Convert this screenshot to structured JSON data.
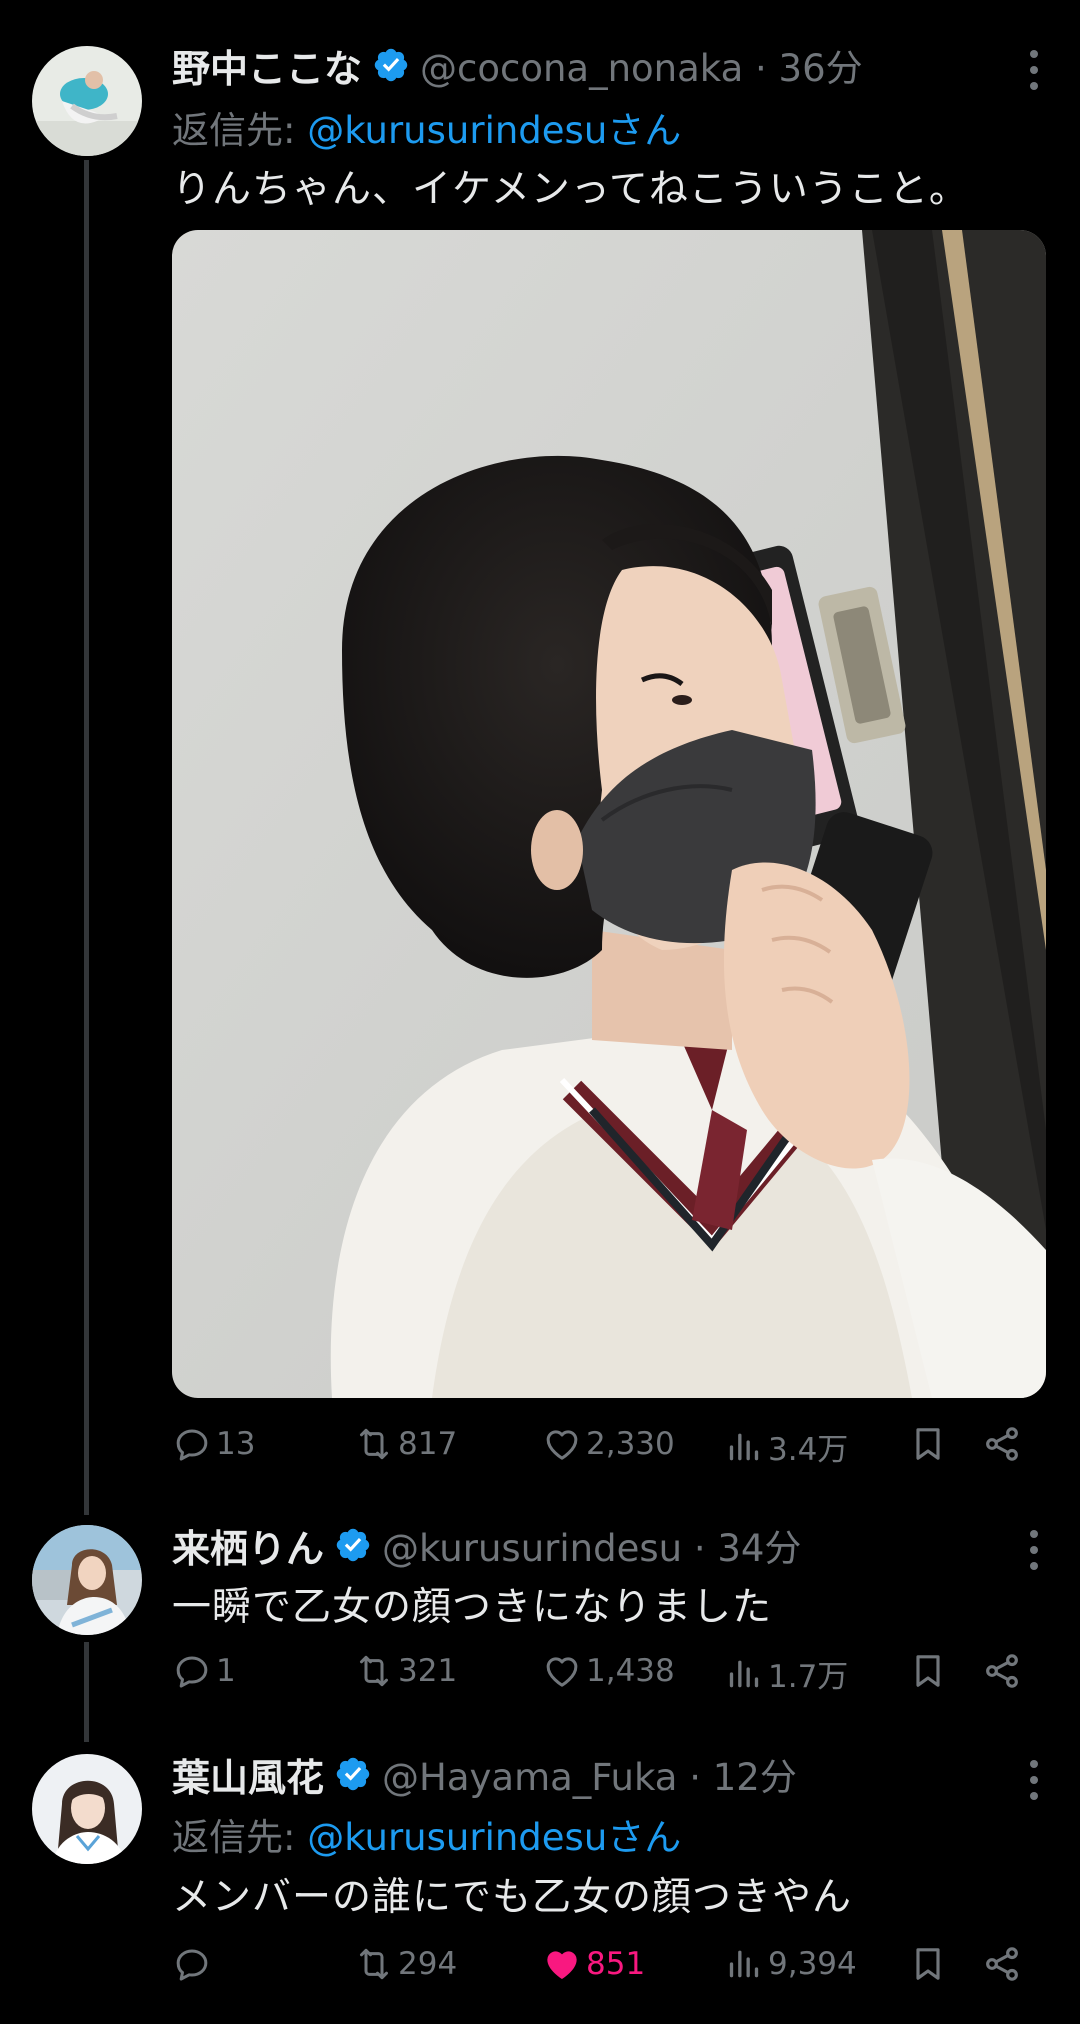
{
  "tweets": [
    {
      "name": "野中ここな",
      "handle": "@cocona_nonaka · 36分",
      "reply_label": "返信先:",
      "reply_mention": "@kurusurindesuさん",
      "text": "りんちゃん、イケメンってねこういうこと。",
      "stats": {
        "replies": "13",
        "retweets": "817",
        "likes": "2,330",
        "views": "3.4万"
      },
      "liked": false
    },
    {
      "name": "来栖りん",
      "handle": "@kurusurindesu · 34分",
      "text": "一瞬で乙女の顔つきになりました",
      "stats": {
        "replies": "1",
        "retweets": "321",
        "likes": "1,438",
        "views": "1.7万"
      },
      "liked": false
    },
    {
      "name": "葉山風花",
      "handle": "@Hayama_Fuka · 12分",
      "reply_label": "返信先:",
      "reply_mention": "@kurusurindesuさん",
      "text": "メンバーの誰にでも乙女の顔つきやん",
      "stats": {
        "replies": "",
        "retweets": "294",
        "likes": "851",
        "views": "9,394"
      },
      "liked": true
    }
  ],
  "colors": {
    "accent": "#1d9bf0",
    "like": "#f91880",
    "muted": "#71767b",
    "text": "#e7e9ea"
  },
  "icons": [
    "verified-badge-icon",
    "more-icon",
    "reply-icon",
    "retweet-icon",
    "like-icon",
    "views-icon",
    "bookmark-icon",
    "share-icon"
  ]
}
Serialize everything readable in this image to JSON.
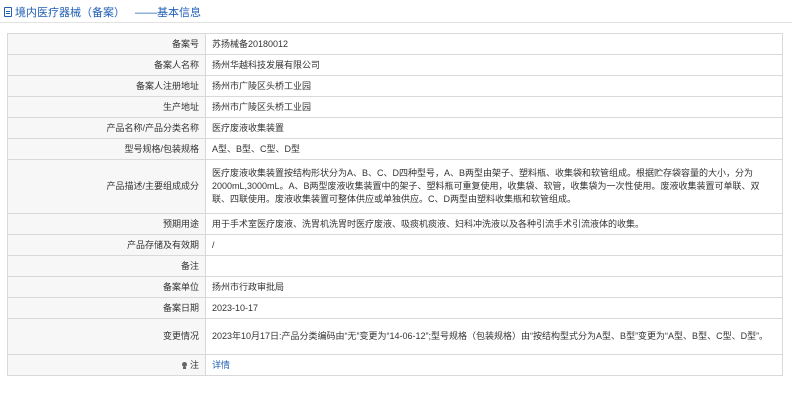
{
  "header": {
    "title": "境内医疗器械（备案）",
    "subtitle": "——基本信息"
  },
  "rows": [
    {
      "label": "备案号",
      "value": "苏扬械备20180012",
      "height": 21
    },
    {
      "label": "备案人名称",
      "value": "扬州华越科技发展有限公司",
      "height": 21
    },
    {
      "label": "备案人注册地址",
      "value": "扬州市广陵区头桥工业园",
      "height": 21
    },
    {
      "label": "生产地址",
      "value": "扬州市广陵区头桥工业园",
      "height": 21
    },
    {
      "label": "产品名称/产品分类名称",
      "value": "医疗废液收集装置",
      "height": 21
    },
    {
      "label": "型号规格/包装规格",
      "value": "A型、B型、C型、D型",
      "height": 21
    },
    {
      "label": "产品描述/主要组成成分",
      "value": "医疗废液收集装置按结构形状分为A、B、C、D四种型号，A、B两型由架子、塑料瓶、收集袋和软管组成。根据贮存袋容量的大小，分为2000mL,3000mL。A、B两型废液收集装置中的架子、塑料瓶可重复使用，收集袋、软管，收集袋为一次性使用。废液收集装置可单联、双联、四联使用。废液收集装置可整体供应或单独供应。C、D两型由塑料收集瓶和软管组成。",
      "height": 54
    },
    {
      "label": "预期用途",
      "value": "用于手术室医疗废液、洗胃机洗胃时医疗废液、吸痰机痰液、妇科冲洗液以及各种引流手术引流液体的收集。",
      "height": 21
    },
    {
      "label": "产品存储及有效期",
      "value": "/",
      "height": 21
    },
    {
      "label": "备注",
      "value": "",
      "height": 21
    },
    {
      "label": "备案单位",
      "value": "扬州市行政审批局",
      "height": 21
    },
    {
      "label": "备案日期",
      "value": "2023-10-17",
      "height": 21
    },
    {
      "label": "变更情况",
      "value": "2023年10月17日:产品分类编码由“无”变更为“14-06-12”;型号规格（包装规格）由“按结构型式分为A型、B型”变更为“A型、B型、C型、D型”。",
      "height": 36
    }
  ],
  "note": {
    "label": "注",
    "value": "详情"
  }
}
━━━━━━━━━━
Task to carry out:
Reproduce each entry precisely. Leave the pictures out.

Exercise solution:
Convert this screenshot to structured JSON data.
{
  "tweets": [
    {
      "name": "野中ここな",
      "handle": "@cocona_nonaka · 36分",
      "reply_label": "返信先:",
      "reply_mention": "@kurusurindesuさん",
      "text": "りんちゃん、イケメンってねこういうこと。",
      "stats": {
        "replies": "13",
        "retweets": "817",
        "likes": "2,330",
        "views": "3.4万"
      },
      "liked": false
    },
    {
      "name": "来栖りん",
      "handle": "@kurusurindesu · 34分",
      "text": "一瞬で乙女の顔つきになりました",
      "stats": {
        "replies": "1",
        "retweets": "321",
        "likes": "1,438",
        "views": "1.7万"
      },
      "liked": false
    },
    {
      "name": "葉山風花",
      "handle": "@Hayama_Fuka · 12分",
      "reply_label": "返信先:",
      "reply_mention": "@kurusurindesuさん",
      "text": "メンバーの誰にでも乙女の顔つきやん",
      "stats": {
        "replies": "",
        "retweets": "294",
        "likes": "851",
        "views": "9,394"
      },
      "liked": true
    }
  ],
  "colors": {
    "accent": "#1d9bf0",
    "like": "#f91880",
    "muted": "#71767b",
    "text": "#e7e9ea"
  },
  "icons": [
    "verified-badge-icon",
    "more-icon",
    "reply-icon",
    "retweet-icon",
    "like-icon",
    "views-icon",
    "bookmark-icon",
    "share-icon"
  ]
}
Serialize everything readable in this image to JSON.
{
  "header": {
    "title": "境内医疗器械（备案）",
    "subtitle": "——基本信息"
  },
  "rows": [
    {
      "label": "备案号",
      "value": "苏扬械备20180012",
      "height": 21
    },
    {
      "label": "备案人名称",
      "value": "扬州华越科技发展有限公司",
      "height": 21
    },
    {
      "label": "备案人注册地址",
      "value": "扬州市广陵区头桥工业园",
      "height": 21
    },
    {
      "label": "生产地址",
      "value": "扬州市广陵区头桥工业园",
      "height": 21
    },
    {
      "label": "产品名称/产品分类名称",
      "value": "医疗废液收集装置",
      "height": 21
    },
    {
      "label": "型号规格/包装规格",
      "value": "A型、B型、C型、D型",
      "height": 21
    },
    {
      "label": "产品描述/主要组成成分",
      "value": "医疗废液收集装置按结构形状分为A、B、C、D四种型号，A、B两型由架子、塑料瓶、收集袋和软管组成。根据贮存袋容量的大小，分为2000mL,3000mL。A、B两型废液收集装置中的架子、塑料瓶可重复使用，收集袋、软管，收集袋为一次性使用。废液收集装置可单联、双联、四联使用。废液收集装置可整体供应或单独供应。C、D两型由塑料收集瓶和软管组成。",
      "height": 54
    },
    {
      "label": "预期用途",
      "value": "用于手术室医疗废液、洗胃机洗胃时医疗废液、吸痰机痰液、妇科冲洗液以及各种引流手术引流液体的收集。",
      "height": 21
    },
    {
      "label": "产品存储及有效期",
      "value": "/",
      "height": 21
    },
    {
      "label": "备注",
      "value": "",
      "height": 21
    },
    {
      "label": "备案单位",
      "value": "扬州市行政审批局",
      "height": 21
    },
    {
      "label": "备案日期",
      "value": "2023-10-17",
      "height": 21
    },
    {
      "label": "变更情况",
      "value": "2023年10月17日:产品分类编码由“无”变更为“14-06-12”;型号规格（包装规格）由“按结构型式分为A型、B型”变更为“A型、B型、C型、D型”。",
      "height": 36
    }
  ],
  "note": {
    "label": "注",
    "value": "详情"
  }
}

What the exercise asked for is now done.